December 1, 2020
Social media as a physician’s tool
Those in the medical field have a long history of going beyond their institution and making an impact in their community at large. In recent years, social media platforms such as Twitter, Facebook, Instagram, Youtube, and TikTok, have become forums where physicians can share medical information as well as snippets of their personal and professional lives. The COVID-19 pandemic has proven that it is critical for medical professionals to become involved on these platforms. In a Pew Research Center study, nearly half of Americans said that they have seen news and information about COVID-19 that seemed completely made up. Much of the misinformation surrounding the disease is perpetuated by those lacking medical expertise. Accordingly, physicians and medical practitioners have turned to social media to answer questions, spread awareness, and combat misinformation on the disease. The role of the doctor-influencer is quite new to medicine, and many physicians are still finding their place in social media.
Social media can be a powerful addition to the physician’s toolkit. The popularity of social media platforms continues to grow, with over 330 million monthly active users for Twitter and 1 billion monthly active users for Instagram. The public has also evolved. With easy access to medical information, many individuals have become information seekers and are actively turning to multiple sources to gain knowledge about their health. Using social media, physicians have the opportunity to connect with populations that may not be reached with traditional medicine, such as those who live in rural communities, lack consistent access to care, or have mistrust for the healthcare system. Physicians can become role models on these platforms and leverage their medical expertise to help and inform a large audience. The role of the doctor-influencer can start early, by educating young people on disease prevention and screening long before they become sick. Social media platforms can be used to decrease stigma surrounding certain diagnoses by arming individuals with scientific facts. In addition, many individuals may not know the difference between inpatient and outpatient providers or the clinical duties of providers practicing different specialties. By sharing information about their clinical experiences and life as a doctor, physicians can inform patients of what to expect and who will dictate their care the next time they are hospitalized or ill.
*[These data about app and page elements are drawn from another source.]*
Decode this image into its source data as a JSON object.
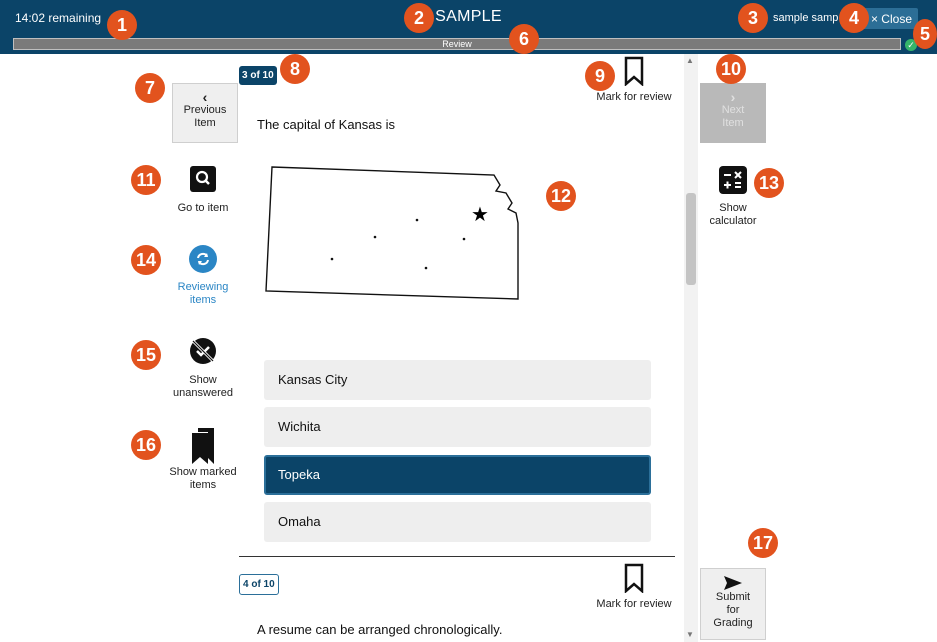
{
  "header": {
    "time_remaining": "14:02 remaining",
    "title": "SAMPLE",
    "user_name": "sample samp",
    "close_label": "× Close",
    "progress_label": "Review"
  },
  "callouts": [
    "1",
    "2",
    "3",
    "4",
    "5",
    "6",
    "7",
    "8",
    "9",
    "10",
    "11",
    "12",
    "13",
    "14",
    "15",
    "16",
    "17"
  ],
  "left_tools": {
    "previous_label_1": "Previous",
    "previous_label_2": "Item",
    "go_to_item": "Go to item",
    "reviewing_1": "Reviewing",
    "reviewing_2": "items",
    "unanswered_1": "Show",
    "unanswered_2": "unanswered",
    "marked_1": "Show marked",
    "marked_2": "items"
  },
  "right_tools": {
    "next_label_1": "Next",
    "next_label_2": "Item",
    "calc_1": "Show",
    "calc_2": "calculator",
    "submit_1": "Submit",
    "submit_2": "for",
    "submit_3": "Grading"
  },
  "question1": {
    "counter": "3 of 10",
    "mark_label": "Mark for review",
    "stem": "The capital of Kansas is",
    "options": [
      "Kansas City",
      "Wichita",
      "Topeka",
      "Omaha"
    ],
    "selected": "Topeka"
  },
  "question2": {
    "counter": "4 of 10",
    "mark_label": "Mark for review",
    "stem": "A resume can be arranged chronologically."
  },
  "colors": {
    "header_bg": "#0b4468",
    "callout": "#e2531e",
    "reviewing_blue": "#2b86c5",
    "selected_bg": "#0b4468"
  },
  "icons": [
    "search-icon",
    "refresh-icon",
    "no-answer-icon",
    "bookmarks-icon",
    "bookmark-icon",
    "calculator-icon",
    "send-icon",
    "chevron-left-icon",
    "chevron-right-icon",
    "star-icon",
    "check-icon",
    "close-icon"
  ]
}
Interacting with the public through social media is an uncharted territory for many healthcare professionals, as most of us are accustomed to keeping our personal and professional lives separate. However, social media almost requires that these aspects be intertwined to some degree. Because users are presented with a long list of influencers to follow, physicians must figure out how to share accurate scientific information while staying relatable and interesting. Coming off as too serious on platforms such as Instagram or TikTok can seem out of touch with the culture of the application, and physicians have addressed this in creative ways. Most of us have probably seen a viral video of healthcare workers wearing personal protective equipment and dancing to a pop song on the internet. To be successful on online platforms, physicians must determine how they can best be personable without appearing unprofessional or eroding the public’s trust. There are other ethical questions that must be answered. Policies on patient privacy and sponsored content in social media posts remain incompletely defined. For example, is it ethical for physicians to promote over the counter or non-medical related products? In addition, a system must be established to ensure the accurate representation of medical credentials on social media platforms in order to mitigate false claims made by unqualified individuals.
While social media is certainly not for everyone, it can be a powerful tool to educate and connect with large communities. Rather than discouraging it out of fear of appearing unprofessional, medical training should teach physicians to use social media effectively, and healthcare institutions should support those who are interested in establishing an online presence. Whether physicians choose to participate or not, the truth is that the public will increasingly turn to online platforms for medical information. The medical community must learn to evolve with social media and use it to its advantage.
About the Author
Julie Yi completed her 3rd year at Eastern Virginia Medical School and is currently pursuing a year-long clinical research fellowship in dermatology. She served as president of the Women's Health Club at her school and is on the editorial boards of several national medical student journals. She also enjoys mentoring high school students in her local community. She is excited to join SMA’s Physicians-in-Training group as the Personal Development and Wellness chair.